§ DATA FOR ANALYSIS
☆ ☆ ☆
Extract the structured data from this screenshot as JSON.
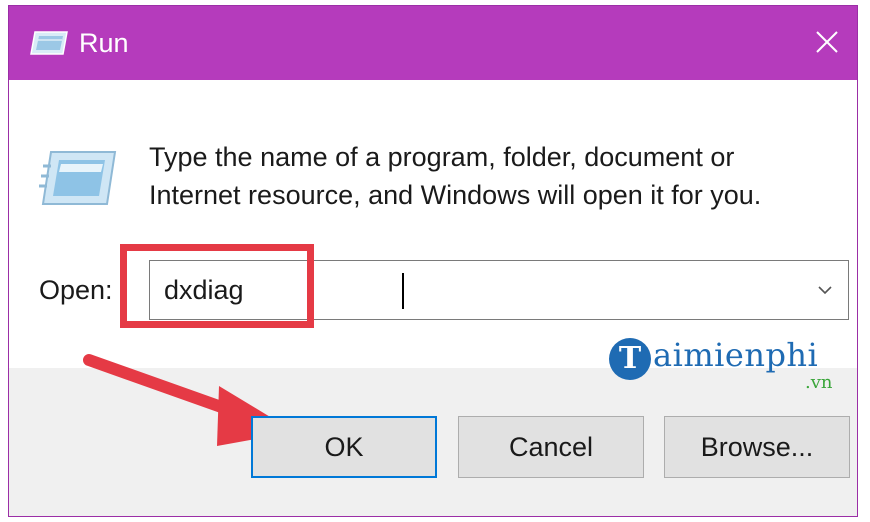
{
  "window": {
    "title": "Run",
    "close_glyph": "✕"
  },
  "content": {
    "description_line1": "Type the name of a program, folder, document or",
    "description_line2": "Internet resource, and Windows will open it for you.",
    "open_label": "Open:",
    "open_value": "dxdiag"
  },
  "buttons": {
    "ok": "OK",
    "cancel": "Cancel",
    "browse": "Browse..."
  },
  "watermark": {
    "letter": "T",
    "text": "aimienphi",
    "suffix": ".vn"
  },
  "colors": {
    "titlebar": "#b53bbc",
    "highlight": "#e53a45",
    "accent": "#0078d7",
    "watermark_blue": "#1f6bb3",
    "watermark_green": "#3aa53a"
  },
  "icons": {
    "title_icon": "run-app-icon",
    "content_icon": "run-app-icon",
    "close_icon": "close-icon",
    "dropdown_icon": "chevron-down-icon"
  }
}
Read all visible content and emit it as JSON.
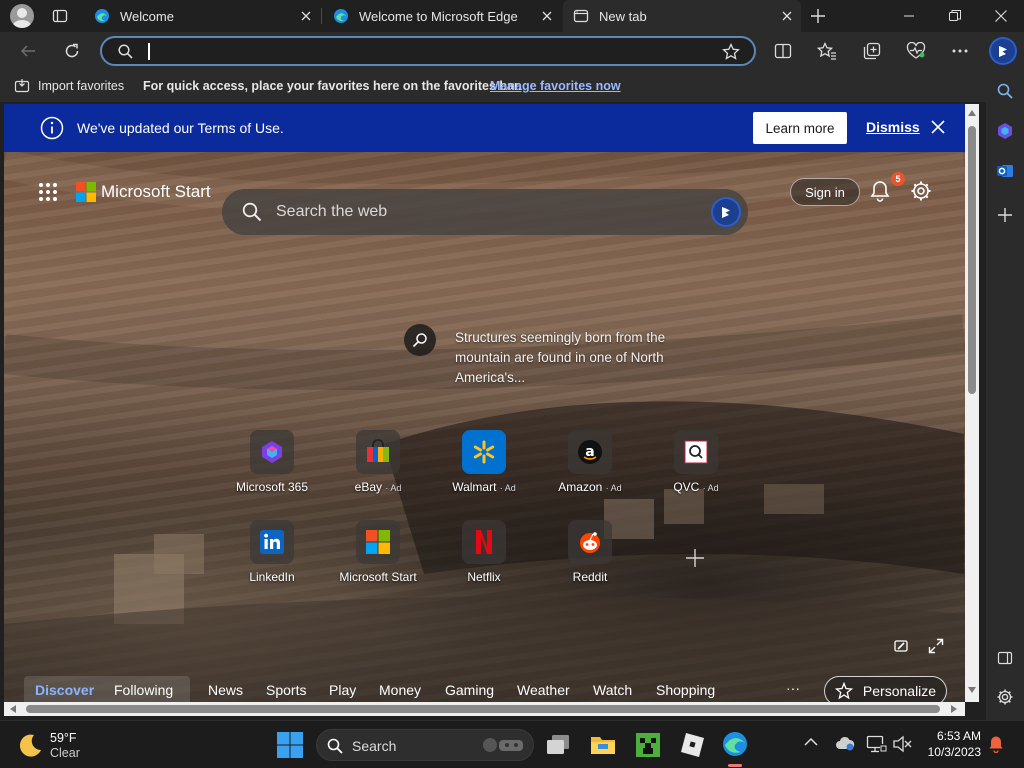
{
  "colors": {
    "accent": "#0b2a9c",
    "address_border": "#5b8ab8",
    "link": "#9ab9ff",
    "badge": "#e4572e"
  },
  "tabs": [
    {
      "title": "Welcome",
      "icon": "edge-icon"
    },
    {
      "title": "Welcome to Microsoft Edge",
      "icon": "edge-icon"
    },
    {
      "title": "New tab",
      "icon": "new-tab-icon",
      "active": true
    }
  ],
  "address_bar": {
    "value": "",
    "placeholder": ""
  },
  "favorites_bar": {
    "import_label": "Import favorites",
    "hint": "For quick access, place your favorites here on the favorites bar.",
    "manage_link": "Manage favorites now"
  },
  "banner": {
    "message": "We've updated our Terms of Use.",
    "learn_more": "Learn more",
    "dismiss": "Dismiss"
  },
  "start": {
    "brand": "Microsoft Start",
    "search_placeholder": "Search the web",
    "sign_in": "Sign in",
    "notification_count": "5",
    "caption": "Structures seemingly born from the mountain are found in one of North America's..."
  },
  "quick_links": [
    {
      "label": "Microsoft 365",
      "ad": ""
    },
    {
      "label": "eBay",
      "ad": "· Ad"
    },
    {
      "label": "Walmart",
      "ad": "· Ad"
    },
    {
      "label": "Amazon",
      "ad": "· Ad"
    },
    {
      "label": "QVC",
      "ad": "· Ad"
    },
    {
      "label": "LinkedIn",
      "ad": ""
    },
    {
      "label": "Microsoft Start",
      "ad": ""
    },
    {
      "label": "Netflix",
      "ad": ""
    },
    {
      "label": "Reddit",
      "ad": ""
    }
  ],
  "feed_tabs": [
    "Discover",
    "Following",
    "News",
    "Sports",
    "Play",
    "Money",
    "Gaming",
    "Weather",
    "Watch",
    "Shopping"
  ],
  "feed_more": "···",
  "personalize": "Personalize",
  "taskbar": {
    "weather_temp": "59°F",
    "weather_cond": "Clear",
    "search_label": "Search",
    "time": "6:53 AM",
    "date": "10/3/2023"
  }
}
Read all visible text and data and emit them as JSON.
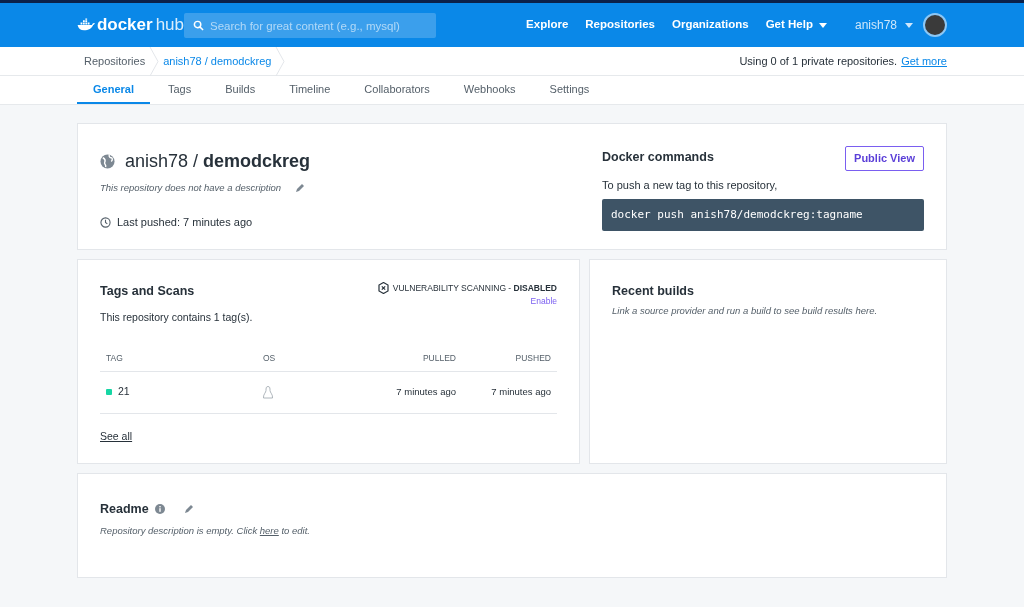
{
  "header": {
    "logo_text": "docker",
    "logo_suffix": "hub",
    "search": {
      "placeholder": "Search for great content (e.g., mysql)"
    },
    "nav": [
      {
        "label": "Explore",
        "dropdown": false
      },
      {
        "label": "Repositories",
        "dropdown": false
      },
      {
        "label": "Organizations",
        "dropdown": false
      },
      {
        "label": "Get Help",
        "dropdown": true
      }
    ],
    "user": "anish78"
  },
  "breadcrumbs": [
    "Repositories",
    "anish78 / demodckreg"
  ],
  "usage": {
    "text": "Using 0 of 1 private repositories.",
    "link": "Get more"
  },
  "tabs": [
    {
      "label": "General",
      "selected": true
    },
    {
      "label": "Tags",
      "selected": false
    },
    {
      "label": "Builds",
      "selected": false
    },
    {
      "label": "Timeline",
      "selected": false
    },
    {
      "label": "Collaborators",
      "selected": false
    },
    {
      "label": "Webhooks",
      "selected": false
    },
    {
      "label": "Settings",
      "selected": false
    }
  ],
  "repository": {
    "owner": "anish78",
    "separator": "/",
    "name": "demodckreg",
    "description": "This repository does not have a description",
    "last_pushed": "Last pushed: 7 minutes ago"
  },
  "docker_commands": {
    "title": "Docker commands",
    "button": "Public View",
    "hint": "To push a new tag to this repository,",
    "command": "docker push anish78/demodckreg:tagname"
  },
  "tags_and_scans": {
    "title": "Tags and Scans",
    "scanning": "VULNERABILITY SCANNING - **DISABLED**",
    "enable": "Enable",
    "summary": "This repository contains 1 tag(s).",
    "columns": [
      "TAG",
      "OS",
      "PULLED",
      "PUSHED"
    ],
    "rows": [
      {
        "tag": "21",
        "color": "#16d6a4",
        "pulled": "7 minutes ago",
        "pushed": "7 minutes ago"
      }
    ],
    "see_all": "See all"
  },
  "recent_builds": {
    "title": "Recent builds",
    "text": "Link a source provider and run a build to see build results here."
  },
  "readme": {
    "title": "Readme",
    "before": "Repository description is empty. Click",
    "link": "here",
    "after": "to edit."
  }
}
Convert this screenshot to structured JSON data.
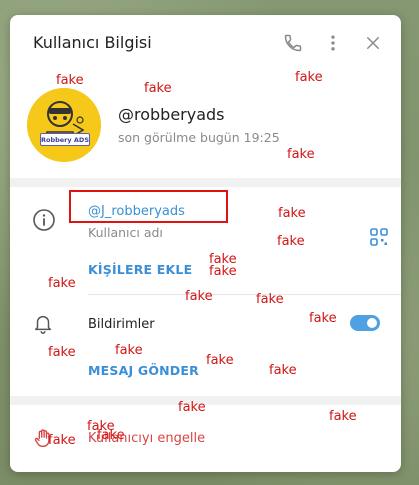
{
  "header": {
    "title": "Kullanıcı Bilgisi"
  },
  "icons": {
    "phone": "phone-icon",
    "more": "more-vertical-icon",
    "close": "close-icon",
    "info": "info-icon",
    "qr": "qr-code-icon",
    "bell": "bell-icon",
    "block": "hand-block-icon"
  },
  "profile": {
    "avatar_badge": "Robbery ADS",
    "username": "@robberyads",
    "last_seen": "son görülme bugün 19:25"
  },
  "info": {
    "handle": "@J_robberyads",
    "handle_label": "Kullanıcı adı",
    "add_contact": "KİŞİLERE EKLE"
  },
  "notifications": {
    "label": "Bildirimler",
    "enabled": true,
    "send_message": "MESAJ GÖNDER"
  },
  "block": {
    "label": "Kullanıcıyı engelle"
  },
  "colors": {
    "accent": "#3a8fd6",
    "danger": "#d64545",
    "watermark": "#d11515",
    "avatar_bg": "#f6c81a"
  },
  "watermark": {
    "fake_marks": [
      "fake",
      "fake",
      "fake",
      "fake",
      "fake",
      "fake",
      "fake",
      "fake",
      "fake",
      "fake",
      "fake",
      "fake",
      "fake",
      "fake",
      "fake",
      "fake",
      "fake",
      "fake",
      "fake",
      "fake",
      "fake",
      "fake",
      "fake"
    ]
  }
}
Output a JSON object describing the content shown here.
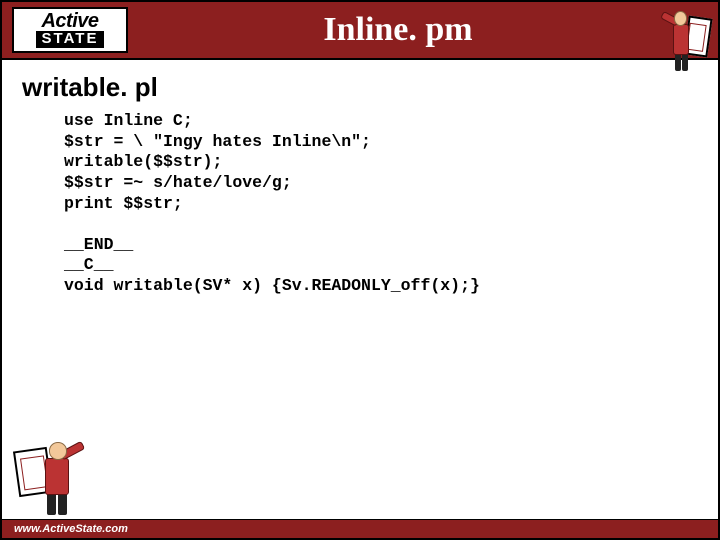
{
  "header": {
    "logo_top": "Active",
    "logo_bottom": "STATE",
    "title": "Inline. pm"
  },
  "subtitle": "writable. pl",
  "code": "use Inline C;\n$str = \\ \"Ingy hates Inline\\n\";\nwritable($$str);\n$$str =~ s/hate/love/g;\nprint $$str;\n\n__END__\n__C__\nvoid writable(SV* x) {Sv.READONLY_off(x);}",
  "footer": {
    "url": "www.ActiveState.com"
  },
  "icons": {
    "corner": "painter-figure-icon",
    "footer": "painter-figure-icon"
  }
}
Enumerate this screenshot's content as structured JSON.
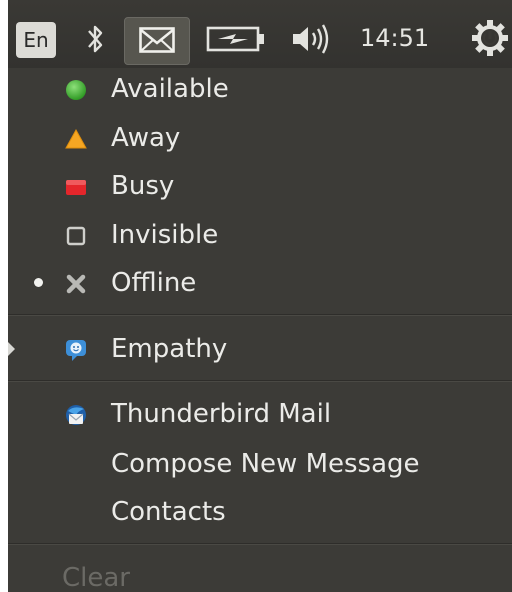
{
  "panel": {
    "language": "En",
    "clock": "14:51",
    "icons": [
      "bluetooth-icon",
      "mail-icon",
      "battery-icon",
      "volume-icon",
      "session-gear-icon"
    ]
  },
  "status": {
    "items": [
      {
        "label": "Available",
        "icon": "available-status-icon",
        "color": "#4caf3c"
      },
      {
        "label": "Away",
        "icon": "away-status-icon",
        "color": "#f5a623"
      },
      {
        "label": "Busy",
        "icon": "busy-status-icon",
        "color": "#e5262b"
      },
      {
        "label": "Invisible",
        "icon": "invisible-status-icon",
        "color": "#cfcfcb"
      },
      {
        "label": "Offline",
        "icon": "offline-status-icon",
        "color": "#b9b9b5",
        "selected": true
      }
    ]
  },
  "apps": {
    "empathy": {
      "label": "Empathy",
      "icon": "empathy-icon"
    },
    "thunderbird": {
      "label": "Thunderbird Mail",
      "icon": "thunderbird-icon"
    },
    "compose": "Compose New Message",
    "contacts": "Contacts"
  },
  "clear_label": "Clear",
  "colors": {
    "panel_bg": "#3c3b37",
    "menu_text": "#ebebe8",
    "disabled_text": "#6b6a65"
  }
}
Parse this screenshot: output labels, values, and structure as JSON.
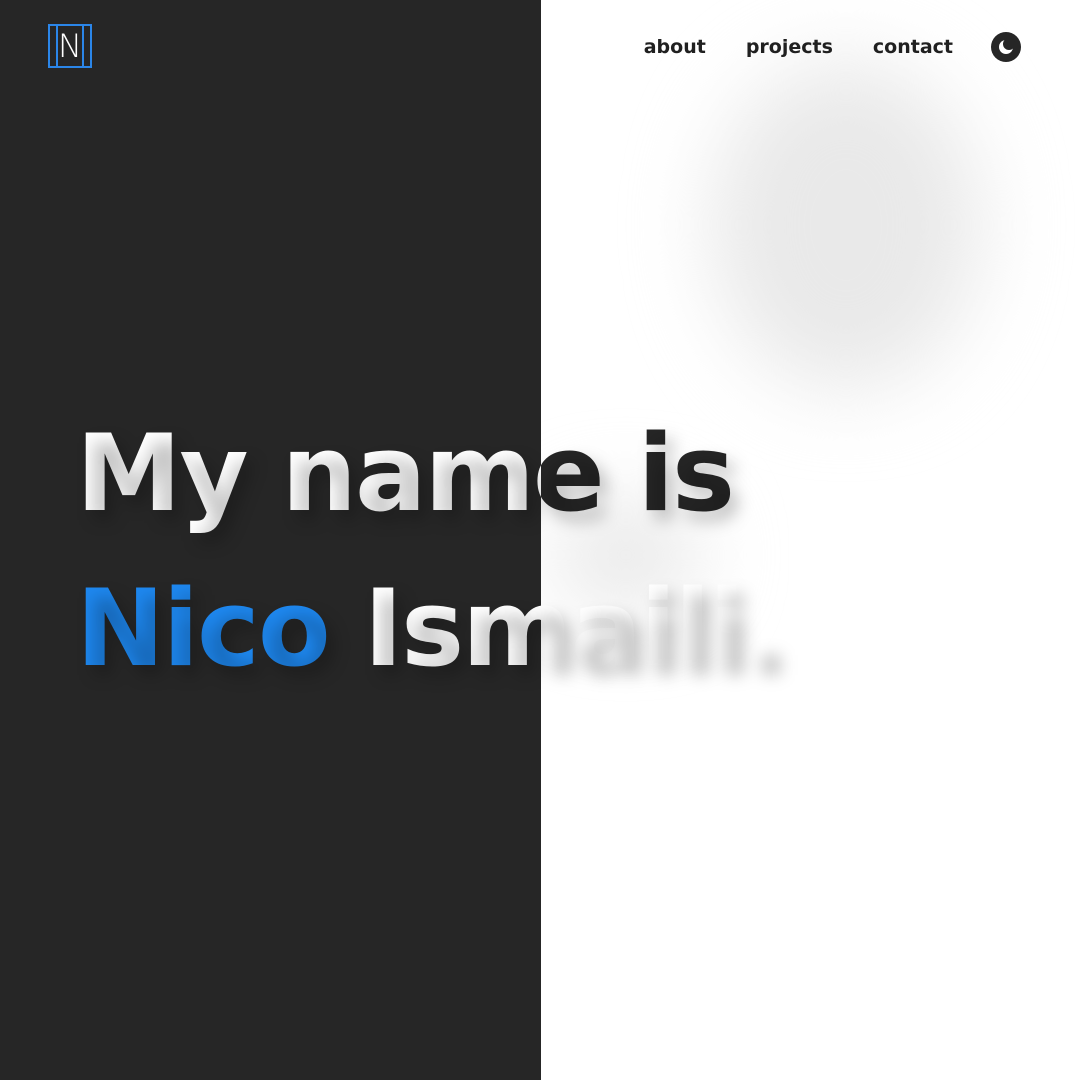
{
  "header": {
    "logo_letter": "N",
    "nav": [
      {
        "label": "about"
      },
      {
        "label": "projects"
      },
      {
        "label": "contact"
      }
    ],
    "theme_toggle_icon": "moon-icon"
  },
  "hero": {
    "line1": "My name is",
    "first_name": "Nico",
    "last_name": "Ismaili."
  },
  "colors": {
    "dark_panel": "#262626",
    "light_panel": "#ffffff",
    "accent": "#1e88f0",
    "logo_border": "#2b86e9"
  }
}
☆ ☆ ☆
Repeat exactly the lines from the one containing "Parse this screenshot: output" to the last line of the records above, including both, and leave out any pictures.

§ OUTPUT FOR THIS TASK
Parse this screenshot: output labels, values, and structure as JSON.
{
  "header": {
    "logo_letter": "N",
    "nav": [
      {
        "label": "about"
      },
      {
        "label": "projects"
      },
      {
        "label": "contact"
      }
    ],
    "theme_toggle_icon": "moon-icon"
  },
  "hero": {
    "line1": "My name is",
    "first_name": "Nico",
    "last_name": "Ismaili."
  },
  "colors": {
    "dark_panel": "#262626",
    "light_panel": "#ffffff",
    "accent": "#1e88f0",
    "logo_border": "#2b86e9"
  }
}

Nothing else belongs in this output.